(Stored records)
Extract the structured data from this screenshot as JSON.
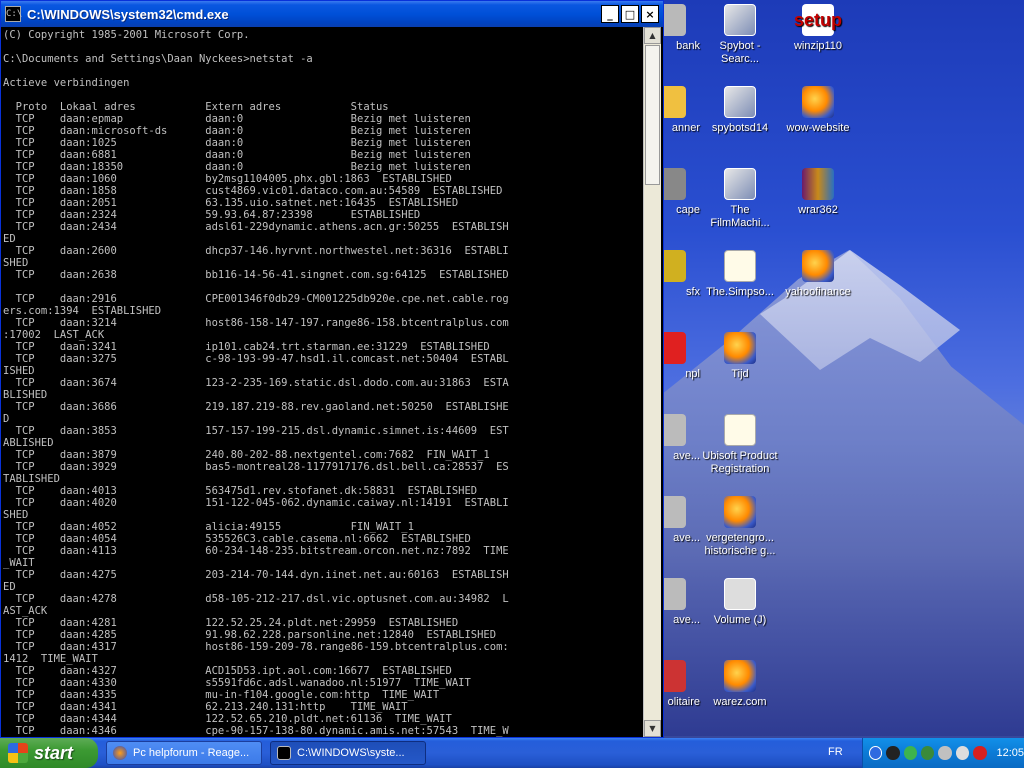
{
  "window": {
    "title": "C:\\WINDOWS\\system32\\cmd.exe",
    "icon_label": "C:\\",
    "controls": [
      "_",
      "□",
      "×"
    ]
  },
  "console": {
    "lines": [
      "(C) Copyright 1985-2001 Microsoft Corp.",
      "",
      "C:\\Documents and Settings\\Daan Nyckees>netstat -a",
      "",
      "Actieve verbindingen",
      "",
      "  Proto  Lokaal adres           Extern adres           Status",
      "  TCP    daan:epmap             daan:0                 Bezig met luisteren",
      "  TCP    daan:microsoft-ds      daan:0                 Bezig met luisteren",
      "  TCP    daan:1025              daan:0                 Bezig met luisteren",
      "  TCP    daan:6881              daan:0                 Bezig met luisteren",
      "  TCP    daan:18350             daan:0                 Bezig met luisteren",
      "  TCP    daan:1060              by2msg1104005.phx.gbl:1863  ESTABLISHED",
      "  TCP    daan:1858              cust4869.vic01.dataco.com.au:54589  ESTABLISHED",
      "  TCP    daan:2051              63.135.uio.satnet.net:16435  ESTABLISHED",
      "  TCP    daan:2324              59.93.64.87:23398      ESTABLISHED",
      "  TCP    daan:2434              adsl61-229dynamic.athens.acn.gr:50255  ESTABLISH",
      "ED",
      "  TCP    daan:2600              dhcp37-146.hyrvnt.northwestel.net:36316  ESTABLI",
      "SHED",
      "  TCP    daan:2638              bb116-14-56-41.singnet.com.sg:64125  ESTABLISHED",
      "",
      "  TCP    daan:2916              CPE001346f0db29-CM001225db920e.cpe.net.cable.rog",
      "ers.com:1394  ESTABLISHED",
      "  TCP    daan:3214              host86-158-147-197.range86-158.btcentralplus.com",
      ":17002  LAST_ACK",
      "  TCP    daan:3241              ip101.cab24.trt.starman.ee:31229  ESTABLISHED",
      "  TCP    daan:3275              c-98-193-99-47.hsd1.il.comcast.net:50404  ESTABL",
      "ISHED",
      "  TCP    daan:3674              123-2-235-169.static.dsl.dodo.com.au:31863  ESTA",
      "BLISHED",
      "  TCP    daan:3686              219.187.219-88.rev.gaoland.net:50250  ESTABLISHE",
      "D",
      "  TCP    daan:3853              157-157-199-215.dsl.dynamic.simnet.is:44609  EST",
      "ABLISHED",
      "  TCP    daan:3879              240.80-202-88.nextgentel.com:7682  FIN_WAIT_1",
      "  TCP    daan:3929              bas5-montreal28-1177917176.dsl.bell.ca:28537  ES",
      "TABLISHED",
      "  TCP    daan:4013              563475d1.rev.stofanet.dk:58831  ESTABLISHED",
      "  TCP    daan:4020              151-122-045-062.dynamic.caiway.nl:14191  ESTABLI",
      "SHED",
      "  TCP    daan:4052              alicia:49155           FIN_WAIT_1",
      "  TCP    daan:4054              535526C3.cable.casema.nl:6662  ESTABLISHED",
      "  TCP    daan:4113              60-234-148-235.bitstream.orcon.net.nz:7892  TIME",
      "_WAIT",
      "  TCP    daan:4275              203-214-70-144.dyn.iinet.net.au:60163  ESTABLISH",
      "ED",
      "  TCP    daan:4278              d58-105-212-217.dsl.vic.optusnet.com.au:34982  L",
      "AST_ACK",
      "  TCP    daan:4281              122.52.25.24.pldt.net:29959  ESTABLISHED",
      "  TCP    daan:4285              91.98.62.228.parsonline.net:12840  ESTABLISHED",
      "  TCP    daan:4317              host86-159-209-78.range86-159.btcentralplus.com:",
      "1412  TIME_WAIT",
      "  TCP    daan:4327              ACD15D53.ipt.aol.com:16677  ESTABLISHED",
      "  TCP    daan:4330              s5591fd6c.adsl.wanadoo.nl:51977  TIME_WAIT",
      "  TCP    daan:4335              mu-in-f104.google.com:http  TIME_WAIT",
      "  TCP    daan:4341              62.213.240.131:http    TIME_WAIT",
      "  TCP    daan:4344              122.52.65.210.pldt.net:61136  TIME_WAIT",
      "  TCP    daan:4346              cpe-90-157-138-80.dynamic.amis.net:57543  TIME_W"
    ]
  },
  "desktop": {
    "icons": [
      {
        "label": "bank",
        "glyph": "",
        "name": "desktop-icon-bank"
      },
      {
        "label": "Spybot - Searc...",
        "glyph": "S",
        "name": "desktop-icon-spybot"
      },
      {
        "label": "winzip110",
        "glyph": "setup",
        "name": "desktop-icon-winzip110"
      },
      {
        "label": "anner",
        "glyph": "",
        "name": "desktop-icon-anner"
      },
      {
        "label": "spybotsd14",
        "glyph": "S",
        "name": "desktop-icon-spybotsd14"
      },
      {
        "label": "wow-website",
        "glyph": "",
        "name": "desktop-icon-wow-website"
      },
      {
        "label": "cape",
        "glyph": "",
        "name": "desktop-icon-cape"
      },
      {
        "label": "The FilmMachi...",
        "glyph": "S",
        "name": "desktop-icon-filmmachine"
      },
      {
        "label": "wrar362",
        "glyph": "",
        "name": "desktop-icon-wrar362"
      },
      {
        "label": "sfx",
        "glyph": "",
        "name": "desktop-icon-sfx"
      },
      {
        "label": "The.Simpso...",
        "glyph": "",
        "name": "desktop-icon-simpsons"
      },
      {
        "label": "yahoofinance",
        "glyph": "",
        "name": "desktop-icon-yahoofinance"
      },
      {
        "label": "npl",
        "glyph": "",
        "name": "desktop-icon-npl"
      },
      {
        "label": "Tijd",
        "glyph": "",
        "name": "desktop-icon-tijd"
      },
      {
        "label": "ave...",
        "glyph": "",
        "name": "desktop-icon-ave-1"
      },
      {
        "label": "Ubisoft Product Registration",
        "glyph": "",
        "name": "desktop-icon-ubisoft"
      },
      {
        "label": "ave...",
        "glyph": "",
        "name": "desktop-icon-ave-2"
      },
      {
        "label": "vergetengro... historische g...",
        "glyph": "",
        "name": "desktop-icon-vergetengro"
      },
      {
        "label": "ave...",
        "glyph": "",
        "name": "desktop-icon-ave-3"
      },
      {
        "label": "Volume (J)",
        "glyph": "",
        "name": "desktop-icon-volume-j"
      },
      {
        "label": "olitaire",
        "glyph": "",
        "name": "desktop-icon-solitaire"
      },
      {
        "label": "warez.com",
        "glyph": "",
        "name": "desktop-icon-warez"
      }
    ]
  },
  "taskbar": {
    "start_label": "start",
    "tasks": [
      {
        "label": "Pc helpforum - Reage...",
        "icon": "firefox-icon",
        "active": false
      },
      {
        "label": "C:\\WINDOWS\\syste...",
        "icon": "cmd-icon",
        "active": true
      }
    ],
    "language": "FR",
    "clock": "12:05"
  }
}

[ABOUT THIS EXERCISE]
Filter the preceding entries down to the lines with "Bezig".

[RESULT OF THE EXERCISE]
      "  TCP    daan:epmap             daan:0                 Bezig met luisteren",
      "  TCP    daan:microsoft-ds      daan:0                 Bezig met luisteren",
      "  TCP    daan:1025              daan:0                 Bezig met luisteren",
      "  TCP    daan:6881              daan:0                 Bezig met luisteren",
      "  TCP    daan:18350             daan:0                 Bezig met luisteren",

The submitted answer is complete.